In coastal Bangladesh, communities drink rainwater to cope with water woes

JAKARTA/NEW DELHI: Activists on Saturday called on the Indonesian government to rescue hundreds of Rohingya refugees who have been adrift in boats in the Indian Ocean for weeks.

Two boats carrying refugees, including women and children, entered Indonesian waters near the northernmost province of Aceh on Friday night, according to Amnesty International.

“Both boats have children on board, according to reports. As of midday on Saturday, there have been no rescue operations. the group said in a statement.

“Many people in Indonesia, Australia and around the world are ready to celebrate Christmas. We urge you to rescue the boat and allow it to disembark safely.”

The boats are believed to be two of five that left the shores of Cox’s Bazar, Bangladesh’s largest Rohingya refugee settlement, in late November and attempted to cross the Andaman Sea to another host country. increase.

In early December, 154 refugees on one boat were rescued by a Vietnamese offshore company and handed over to the Myanmar Navy, and on December 18, 104 on another boat were rescued by the Sri Lanka Navy. was done.

The UN refugee agency on Saturday urged countries in the region to “save lives”, citing unconfirmed reports that at least 20 people have already died in one of the missing boats.
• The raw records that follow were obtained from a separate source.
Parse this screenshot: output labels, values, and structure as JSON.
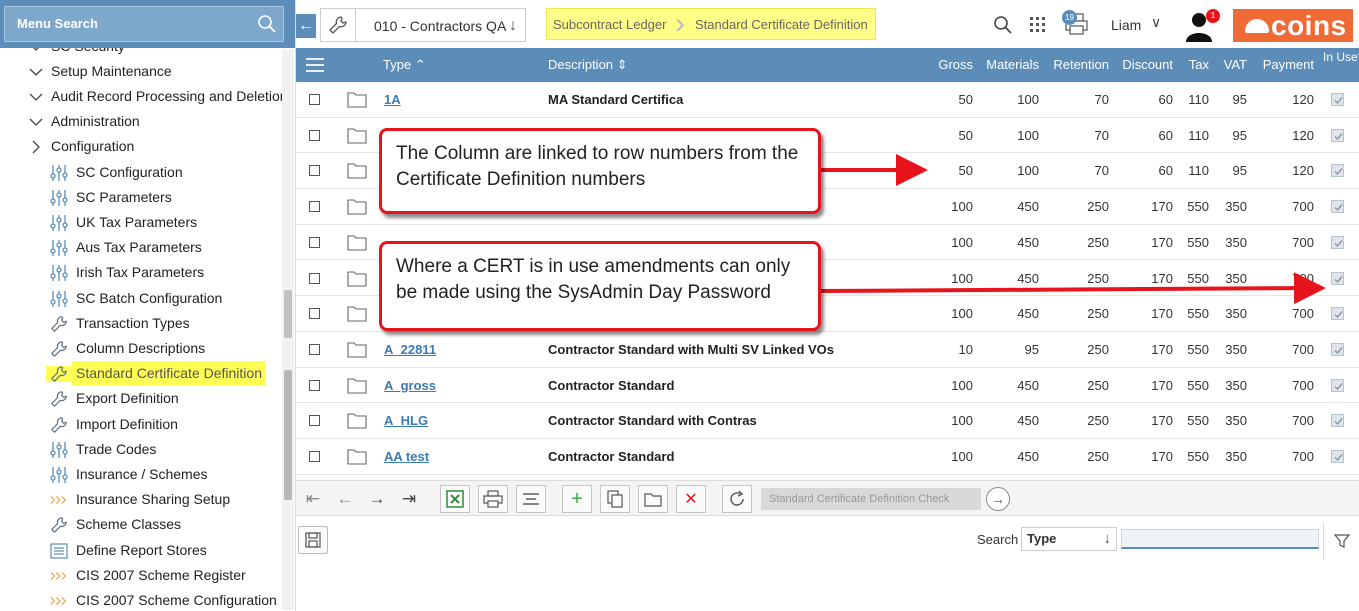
{
  "sidebar": {
    "search_label": "Menu Search",
    "items": [
      {
        "label": "SC Security",
        "kind": "chevron-down",
        "level": 0
      },
      {
        "label": "Setup Maintenance",
        "kind": "chevron-down",
        "level": 0
      },
      {
        "label": "Audit Record Processing and Deletion",
        "kind": "chevron-down",
        "level": 0
      },
      {
        "label": "Administration",
        "kind": "chevron-down",
        "level": 0
      },
      {
        "label": "Configuration",
        "kind": "chevron-right",
        "level": 0
      },
      {
        "label": "SC Configuration",
        "kind": "sliders",
        "level": 1
      },
      {
        "label": "SC Parameters",
        "kind": "sliders",
        "level": 1
      },
      {
        "label": "UK Tax Parameters",
        "kind": "sliders",
        "level": 1
      },
      {
        "label": "Aus Tax Parameters",
        "kind": "sliders",
        "level": 1
      },
      {
        "label": "Irish Tax Parameters",
        "kind": "sliders",
        "level": 1
      },
      {
        "label": "SC Batch Configuration",
        "kind": "sliders",
        "level": 1
      },
      {
        "label": "Transaction Types",
        "kind": "wrench",
        "level": 1
      },
      {
        "label": "Column Descriptions",
        "kind": "wrench",
        "level": 1
      },
      {
        "label": "Standard Certificate Definition",
        "kind": "wrench",
        "level": 1,
        "active": true
      },
      {
        "label": "Export Definition",
        "kind": "wrench",
        "level": 1
      },
      {
        "label": "Import Definition",
        "kind": "wrench",
        "level": 1
      },
      {
        "label": "Trade Codes",
        "kind": "sliders",
        "level": 1
      },
      {
        "label": "Insurance / Schemes",
        "kind": "sliders",
        "level": 1
      },
      {
        "label": "Insurance Sharing Setup",
        "kind": "chevrons",
        "level": 1
      },
      {
        "label": "Scheme Classes",
        "kind": "wrench",
        "level": 1
      },
      {
        "label": "Define Report Stores",
        "kind": "list",
        "level": 1
      },
      {
        "label": "CIS 2007 Scheme Register",
        "kind": "chevrons",
        "level": 1
      },
      {
        "label": "CIS 2007 Scheme Configuration",
        "kind": "chevrons",
        "level": 1
      }
    ]
  },
  "topbar": {
    "company": "010 - Contractors QA",
    "breadcrumbs": [
      "Subcontract Ledger",
      "Standard Certificate Definition"
    ],
    "print_badge": "19",
    "user_name": "Liam",
    "notif_badge": "1",
    "logo_text": "coins",
    "colors": {
      "accent": "#5b8db8",
      "brand": "#f06a35",
      "highlight": "#ffff88"
    }
  },
  "grid": {
    "columns": {
      "type": "Type",
      "description": "Description",
      "gross": "Gross",
      "materials": "Materials",
      "retention": "Retention",
      "discount": "Discount",
      "tax": "Tax",
      "vat": "VAT",
      "payment": "Payment",
      "in_use": "In Use?"
    },
    "rows": [
      {
        "type": "1A",
        "description": "MA Standard Certifica",
        "gross": "50",
        "materials": "100",
        "retention": "70",
        "discount": "60",
        "tax": "110",
        "vat": "95",
        "payment": "120",
        "in_use": true
      },
      {
        "type": "",
        "description": "",
        "gross": "50",
        "materials": "100",
        "retention": "70",
        "discount": "60",
        "tax": "110",
        "vat": "95",
        "payment": "120",
        "in_use": true
      },
      {
        "type": "",
        "description": "",
        "gross": "50",
        "materials": "100",
        "retention": "70",
        "discount": "60",
        "tax": "110",
        "vat": "95",
        "payment": "120",
        "in_use": true
      },
      {
        "type": "",
        "description": "",
        "gross": "100",
        "materials": "450",
        "retention": "250",
        "discount": "170",
        "tax": "550",
        "vat": "350",
        "payment": "700",
        "in_use": true
      },
      {
        "type": "",
        "description": "",
        "gross": "100",
        "materials": "450",
        "retention": "250",
        "discount": "170",
        "tax": "550",
        "vat": "350",
        "payment": "700",
        "in_use": true
      },
      {
        "type": "",
        "description": "",
        "gross": "100",
        "materials": "450",
        "retention": "250",
        "discount": "170",
        "tax": "550",
        "vat": "350",
        "payment": "700",
        "in_use": true
      },
      {
        "type": "",
        "description": "",
        "gross": "100",
        "materials": "450",
        "retention": "250",
        "discount": "170",
        "tax": "550",
        "vat": "350",
        "payment": "700",
        "in_use": true
      },
      {
        "type": "A_22811",
        "description": "Contractor Standard with Multi SV Linked VOs",
        "gross": "10",
        "materials": "95",
        "retention": "250",
        "discount": "170",
        "tax": "550",
        "vat": "350",
        "payment": "700",
        "in_use": true
      },
      {
        "type": "A_gross",
        "description": "Contractor Standard",
        "gross": "100",
        "materials": "450",
        "retention": "250",
        "discount": "170",
        "tax": "550",
        "vat": "350",
        "payment": "700",
        "in_use": true
      },
      {
        "type": "A_HLG",
        "description": "Contractor Standard with Contras",
        "gross": "100",
        "materials": "450",
        "retention": "250",
        "discount": "170",
        "tax": "550",
        "vat": "350",
        "payment": "700",
        "in_use": true
      },
      {
        "type": "AA test",
        "description": "Contractor Standard",
        "gross": "100",
        "materials": "450",
        "retention": "250",
        "discount": "170",
        "tax": "550",
        "vat": "350",
        "payment": "700",
        "in_use": true
      }
    ]
  },
  "callouts": {
    "one": "The Column are linked to row numbers from the Certificate Definition numbers",
    "two": "Where a CERT is in use amendments can only be made using the SysAdmin Day Password"
  },
  "toolbar": {
    "check_placeholder": "Standard Certificate Definition Check"
  },
  "lower": {
    "search_label": "Search",
    "search_by": "Type"
  }
}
Cox’s Bazar Rohingya activist Mohammed Rezwan Khan said his sister and niece were on board one of the ships near Indonesian waters and said in a broadcast message sent to journalists that the ship had been “struck into Indonesian waters by the Indian Navy. was pulled by,” he said.

“We urge the Indonesian government to disembark them urgently,” Khan told Arab News.

“It’s been about a month since they’ve been out at sea, so it’s very important what land they reach and what land they land on. So it’s very dire at the moment.”

He said the boat, which has 160 people on board, has been adrift off the coast of Thailand, Malaysia, Indonesia and India since its engine failed in early December.

Activists say calls for help are becoming more and more urgent, but South Asian countries have yet to send official aid or show their willingness to do so.

Wisnu Pramandita, spokesman for the Indonesian Coast Guard, told Arab News that authorities had not yet spotted any vessels in the country’s waters.

Reza Maulana of Geutanyoe, an Aceh-based humanitarian organization working with Rohingya refugees in Indonesia, said technical or political issues should not be used as arguments to avoid humanitarian action. rice field.

“It’s beyond all technology,” he said. “Rescuing endangered refugees is imperative at all costs.”

Priyali Sur, founder of the Azadi Project, a Chennai-based organization that helps refugees, said he received a photo of a boy on one of the boats reportedly drowned with his family. .

“All of these countries have forced their entire populations to support themselves and most die at sea,” Sur said.

Arab News was unable to immediately confirm any photos or reports that the boat had sunk.

In 2017, more than 730,000 Rohingya fled to neighboring Bangladesh after a brutal crackdown by the Myanmar military.

In poor and overcrowded camps in Cox’s Bazar, Rohingya refugees face increasingly complex uncertainties, forcing them to make perilous journeys in search of a better life.

“I think we need a global outreach to understand what we can do regarding the resettlement of this community,” Sur said.

“When refugees started pouring in from Ukraine, many countries openly accepted them. Why not with the Rohingya?”

Source link

Leave a Reply